_DIRECTIONS FOR THIS TASK_
Which lines in the listing below contain the word "team"? Copy each one.

_SUPPLIED DATA_

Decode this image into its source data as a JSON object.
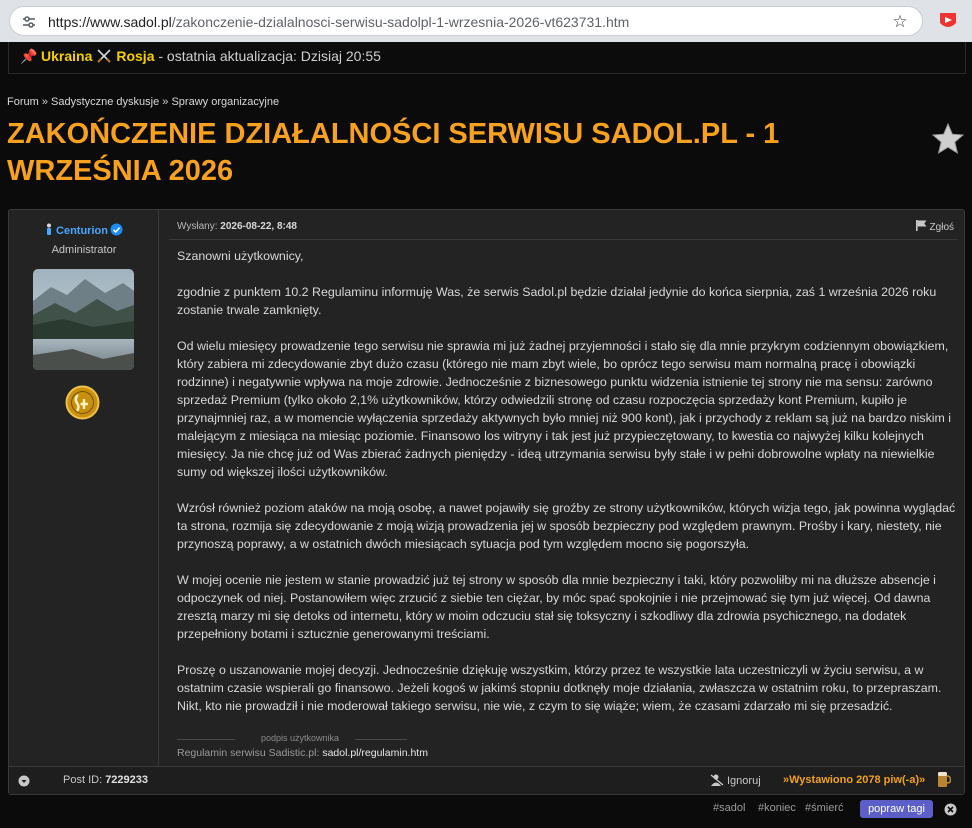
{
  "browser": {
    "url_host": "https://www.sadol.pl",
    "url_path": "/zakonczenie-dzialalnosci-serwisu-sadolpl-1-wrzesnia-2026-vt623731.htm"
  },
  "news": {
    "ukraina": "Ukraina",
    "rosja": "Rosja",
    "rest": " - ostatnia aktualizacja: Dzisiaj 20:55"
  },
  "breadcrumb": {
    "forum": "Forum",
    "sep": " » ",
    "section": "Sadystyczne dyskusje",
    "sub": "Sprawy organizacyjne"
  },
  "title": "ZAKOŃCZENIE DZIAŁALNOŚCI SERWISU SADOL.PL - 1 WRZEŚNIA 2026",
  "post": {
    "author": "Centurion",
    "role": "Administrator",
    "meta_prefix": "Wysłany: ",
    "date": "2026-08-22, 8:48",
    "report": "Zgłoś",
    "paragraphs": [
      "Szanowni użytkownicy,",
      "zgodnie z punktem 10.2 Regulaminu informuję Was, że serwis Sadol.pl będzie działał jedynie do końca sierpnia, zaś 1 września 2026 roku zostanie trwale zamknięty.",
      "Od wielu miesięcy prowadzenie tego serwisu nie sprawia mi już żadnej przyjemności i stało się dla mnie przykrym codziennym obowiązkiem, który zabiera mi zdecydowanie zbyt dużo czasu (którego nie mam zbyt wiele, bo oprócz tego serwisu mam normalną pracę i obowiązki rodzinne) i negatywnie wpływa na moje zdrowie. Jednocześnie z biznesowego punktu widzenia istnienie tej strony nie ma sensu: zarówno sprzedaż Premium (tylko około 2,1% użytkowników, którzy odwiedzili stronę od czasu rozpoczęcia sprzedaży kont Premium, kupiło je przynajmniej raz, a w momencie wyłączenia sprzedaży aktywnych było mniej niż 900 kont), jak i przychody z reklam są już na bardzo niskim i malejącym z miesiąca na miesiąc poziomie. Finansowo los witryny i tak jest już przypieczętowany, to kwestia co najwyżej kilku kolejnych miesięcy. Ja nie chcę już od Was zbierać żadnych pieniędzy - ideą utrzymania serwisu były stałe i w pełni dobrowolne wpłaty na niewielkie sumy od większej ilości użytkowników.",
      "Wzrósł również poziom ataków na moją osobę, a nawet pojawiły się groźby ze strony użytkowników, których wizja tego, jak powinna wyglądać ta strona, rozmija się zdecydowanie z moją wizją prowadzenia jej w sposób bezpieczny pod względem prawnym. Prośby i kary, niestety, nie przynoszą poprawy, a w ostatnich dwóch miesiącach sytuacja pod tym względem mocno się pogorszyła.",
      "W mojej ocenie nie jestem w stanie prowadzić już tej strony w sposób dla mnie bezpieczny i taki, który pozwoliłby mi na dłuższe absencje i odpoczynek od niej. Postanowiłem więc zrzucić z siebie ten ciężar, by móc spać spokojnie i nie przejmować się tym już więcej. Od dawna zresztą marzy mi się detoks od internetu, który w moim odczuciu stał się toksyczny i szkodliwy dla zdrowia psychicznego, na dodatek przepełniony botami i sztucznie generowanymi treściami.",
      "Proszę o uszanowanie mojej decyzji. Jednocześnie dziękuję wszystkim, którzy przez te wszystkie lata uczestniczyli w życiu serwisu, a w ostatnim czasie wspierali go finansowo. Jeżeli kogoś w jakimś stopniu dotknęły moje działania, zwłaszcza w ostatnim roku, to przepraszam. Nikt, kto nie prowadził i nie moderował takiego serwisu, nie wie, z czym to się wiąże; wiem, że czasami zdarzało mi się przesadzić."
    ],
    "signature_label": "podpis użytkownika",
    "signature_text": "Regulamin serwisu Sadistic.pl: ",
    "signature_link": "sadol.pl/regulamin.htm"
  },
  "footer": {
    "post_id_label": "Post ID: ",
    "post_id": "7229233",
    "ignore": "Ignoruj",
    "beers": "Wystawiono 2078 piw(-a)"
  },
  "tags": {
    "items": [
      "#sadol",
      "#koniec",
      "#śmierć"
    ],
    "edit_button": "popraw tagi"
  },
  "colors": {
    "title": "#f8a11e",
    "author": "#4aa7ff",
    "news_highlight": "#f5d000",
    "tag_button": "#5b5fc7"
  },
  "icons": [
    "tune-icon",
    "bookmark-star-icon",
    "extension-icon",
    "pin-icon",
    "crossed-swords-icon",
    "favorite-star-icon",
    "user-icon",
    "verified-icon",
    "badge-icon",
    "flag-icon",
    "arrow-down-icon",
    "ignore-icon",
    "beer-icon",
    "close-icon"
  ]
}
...
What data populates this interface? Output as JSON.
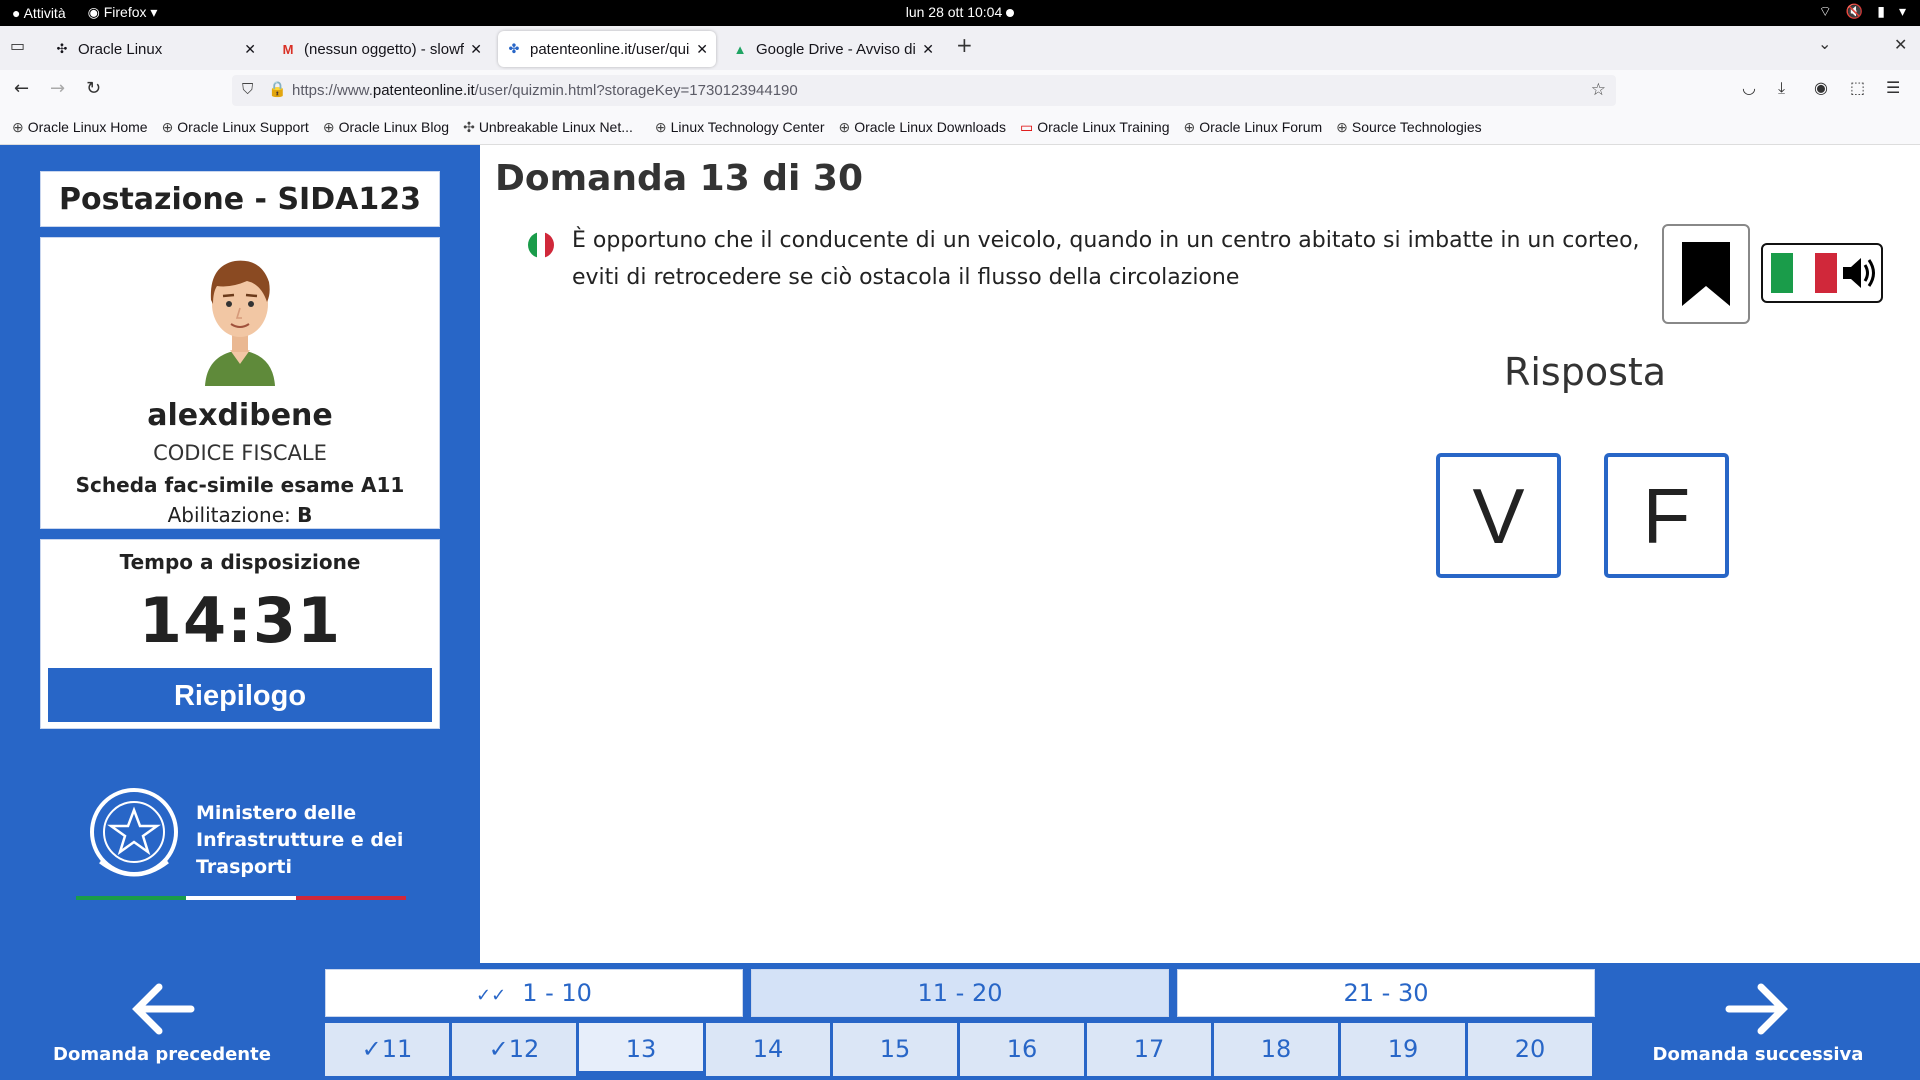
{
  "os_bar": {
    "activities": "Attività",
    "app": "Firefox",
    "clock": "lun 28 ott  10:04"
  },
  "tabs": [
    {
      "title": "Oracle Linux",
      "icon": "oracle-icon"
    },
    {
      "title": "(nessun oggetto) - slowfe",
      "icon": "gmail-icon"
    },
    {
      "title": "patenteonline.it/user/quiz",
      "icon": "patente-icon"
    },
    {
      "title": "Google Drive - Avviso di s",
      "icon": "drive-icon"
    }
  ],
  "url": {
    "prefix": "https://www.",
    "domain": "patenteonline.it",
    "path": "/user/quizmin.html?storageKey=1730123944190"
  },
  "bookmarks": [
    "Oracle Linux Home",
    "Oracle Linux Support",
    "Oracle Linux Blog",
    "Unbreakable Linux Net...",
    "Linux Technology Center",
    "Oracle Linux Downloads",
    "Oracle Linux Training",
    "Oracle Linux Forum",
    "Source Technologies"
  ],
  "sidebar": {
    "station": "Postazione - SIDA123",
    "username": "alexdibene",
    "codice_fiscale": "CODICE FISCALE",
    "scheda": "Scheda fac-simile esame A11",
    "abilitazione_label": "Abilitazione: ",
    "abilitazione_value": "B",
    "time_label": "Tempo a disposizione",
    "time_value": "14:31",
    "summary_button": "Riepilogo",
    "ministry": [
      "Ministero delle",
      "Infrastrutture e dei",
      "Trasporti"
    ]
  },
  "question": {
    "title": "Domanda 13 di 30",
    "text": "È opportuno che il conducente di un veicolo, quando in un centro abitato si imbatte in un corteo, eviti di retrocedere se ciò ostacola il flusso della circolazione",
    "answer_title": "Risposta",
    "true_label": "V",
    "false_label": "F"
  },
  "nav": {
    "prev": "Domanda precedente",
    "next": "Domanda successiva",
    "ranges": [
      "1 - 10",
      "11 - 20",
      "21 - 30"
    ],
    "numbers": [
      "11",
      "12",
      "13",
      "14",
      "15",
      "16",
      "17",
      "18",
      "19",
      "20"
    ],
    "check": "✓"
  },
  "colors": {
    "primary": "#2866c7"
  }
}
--
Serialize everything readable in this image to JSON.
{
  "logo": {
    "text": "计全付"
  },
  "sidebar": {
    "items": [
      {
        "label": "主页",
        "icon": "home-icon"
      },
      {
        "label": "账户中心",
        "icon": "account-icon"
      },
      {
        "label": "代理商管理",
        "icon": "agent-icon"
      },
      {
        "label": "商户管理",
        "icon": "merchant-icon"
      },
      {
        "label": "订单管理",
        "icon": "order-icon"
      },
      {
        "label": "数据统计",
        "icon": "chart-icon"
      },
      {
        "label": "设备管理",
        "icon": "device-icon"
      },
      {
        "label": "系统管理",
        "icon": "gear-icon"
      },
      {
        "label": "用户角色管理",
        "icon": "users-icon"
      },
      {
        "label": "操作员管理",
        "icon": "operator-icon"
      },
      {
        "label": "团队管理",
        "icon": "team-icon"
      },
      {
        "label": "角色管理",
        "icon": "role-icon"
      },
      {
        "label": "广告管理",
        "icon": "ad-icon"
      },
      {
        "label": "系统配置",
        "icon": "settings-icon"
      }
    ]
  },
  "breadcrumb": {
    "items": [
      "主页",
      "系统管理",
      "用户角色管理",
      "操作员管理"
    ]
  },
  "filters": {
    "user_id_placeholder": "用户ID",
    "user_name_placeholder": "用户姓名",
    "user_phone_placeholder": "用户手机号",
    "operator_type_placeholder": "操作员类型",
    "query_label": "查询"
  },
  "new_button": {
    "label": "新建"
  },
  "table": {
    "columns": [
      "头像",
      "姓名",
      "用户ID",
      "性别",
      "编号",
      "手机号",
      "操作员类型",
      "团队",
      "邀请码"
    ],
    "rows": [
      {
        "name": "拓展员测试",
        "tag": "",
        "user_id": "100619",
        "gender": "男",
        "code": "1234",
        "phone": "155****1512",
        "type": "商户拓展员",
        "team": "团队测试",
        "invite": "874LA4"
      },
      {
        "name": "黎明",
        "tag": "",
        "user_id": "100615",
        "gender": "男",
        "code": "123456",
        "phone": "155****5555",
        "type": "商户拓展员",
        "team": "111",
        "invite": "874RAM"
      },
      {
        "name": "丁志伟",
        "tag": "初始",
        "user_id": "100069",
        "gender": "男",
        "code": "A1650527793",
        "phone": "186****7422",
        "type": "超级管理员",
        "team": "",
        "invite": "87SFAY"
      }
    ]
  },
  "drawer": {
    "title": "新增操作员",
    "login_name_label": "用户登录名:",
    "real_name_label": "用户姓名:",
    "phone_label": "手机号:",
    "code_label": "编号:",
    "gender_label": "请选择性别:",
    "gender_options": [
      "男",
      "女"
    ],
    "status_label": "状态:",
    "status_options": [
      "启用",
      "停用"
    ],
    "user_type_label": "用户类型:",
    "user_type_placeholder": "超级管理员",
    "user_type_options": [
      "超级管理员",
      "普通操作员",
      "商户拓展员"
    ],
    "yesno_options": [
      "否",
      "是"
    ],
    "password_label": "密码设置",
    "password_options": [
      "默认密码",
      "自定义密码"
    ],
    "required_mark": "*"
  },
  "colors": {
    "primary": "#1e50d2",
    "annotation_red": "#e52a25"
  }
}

_RESPONSE BELOW_
        "icon": "team-icon"
        "team": "团队测试",
        "team": "111",
        "team": "",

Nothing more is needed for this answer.